Brian is Glenn's mechanic who was on the outlaw tour for some time before coming to the # 38 team. Brian is responsible for everything during the week and continues his role at the track. It must be nice to have a job like this if your into a lot of work on race cars.
One of three cars in the "chute" getting worked on. It has a 360 and Cory will drive it at Watsonville next friday before the Saturday Santa Maria show.
This new car is under final construction.
This separate room had many kinds of machines that as he said, "what ever we need to make, we have the equipment to do it in here".
Looking the other direction.
Lining up copies in the shop makes this place even more amazing.
Up on a shelf, you can see extra seats, side bars and much more as there is everything in here to build more cars.
So, is three enough for this weekend, you think?
In addition to the motor on the floor, some wheels, cases of oil and two chassis to the left.
Two chassis set on end.

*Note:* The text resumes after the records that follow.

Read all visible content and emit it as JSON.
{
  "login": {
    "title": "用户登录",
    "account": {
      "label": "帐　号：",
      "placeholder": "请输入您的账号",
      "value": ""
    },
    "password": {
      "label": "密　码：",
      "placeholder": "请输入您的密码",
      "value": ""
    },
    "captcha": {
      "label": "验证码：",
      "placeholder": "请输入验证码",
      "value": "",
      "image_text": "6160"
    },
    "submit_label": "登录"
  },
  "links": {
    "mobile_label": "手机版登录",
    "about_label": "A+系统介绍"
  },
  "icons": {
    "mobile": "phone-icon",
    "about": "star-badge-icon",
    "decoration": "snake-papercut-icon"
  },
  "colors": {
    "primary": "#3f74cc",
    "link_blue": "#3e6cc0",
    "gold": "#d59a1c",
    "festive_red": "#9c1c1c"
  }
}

One new and unpainted and one crashed model that needs a little tubing replacement before it is ready to go again.
A view around the back side of the cars.
Another look. Notice the trash can and was pizza on the menu?
How clean this new car is. It is a Bullet Chassis. Glenn recently bought out TCR, but don't expect any more of those cars to come off the line. He intends to build street rods out of a new shop he is starting to create. This will be a relaxing fun thing in between sprint races.
A complete rear-end sets on a table ready to go.
Here is a smile from Glenn who is so competitive in everything, he doesn't have much time to relax and smile. With a business to run, a house to remodel and a race car to tinker with, the man has more to do than most could imagine time to get done.
A Buzz Shoemaker special hangs on the wall. Buzz has made many of these over the years and we even auctioned off a few for the Wagsdash in years past.
If you have nothing better to do, you can exercise on these.
Look at the offset, even though it is only a little, it sure helps to turn left.
Glenn took the time to explain and show me everything in his company, his home and his race shop. You could tell he was proud to show off all of it, and he should be, it all is very impressive.
And here is Glenn in his busy mode on the phone.
Some of the awards his cars have won.
Some pics on his shop office wall
Trophies on the ledge in the office.
More wall mounted items include motorcycle stuff.
One last look at the hardware.
The pictures are of Glenn in the white car above, Mike Kirby to the right and Cory Kruseman to the left.
The motorcycle wall.
More awards, this time plaques.
This is a special made display case. Man how do I get one like it, only Wags style!
The big screen TV is in the wall of the shop for all the race watching while working on the cars.
A tire and another picture of one of Glenn's cars.
A midget, driven by Levi Jones at the Chili Bowl, sets in the corner all alone.
The steps go up and out of the shop. Note the pictures mounted on the walls.
The other side of the stairway features more pics.
The man on stilts is painting away in the "truck barn".
Behind the wall on the left will be an indoor basketball court.
And as I left here, I remember Glenn saying something about giving these tires to a needy racer. WHAT A DAY! Sorry Terry missed it!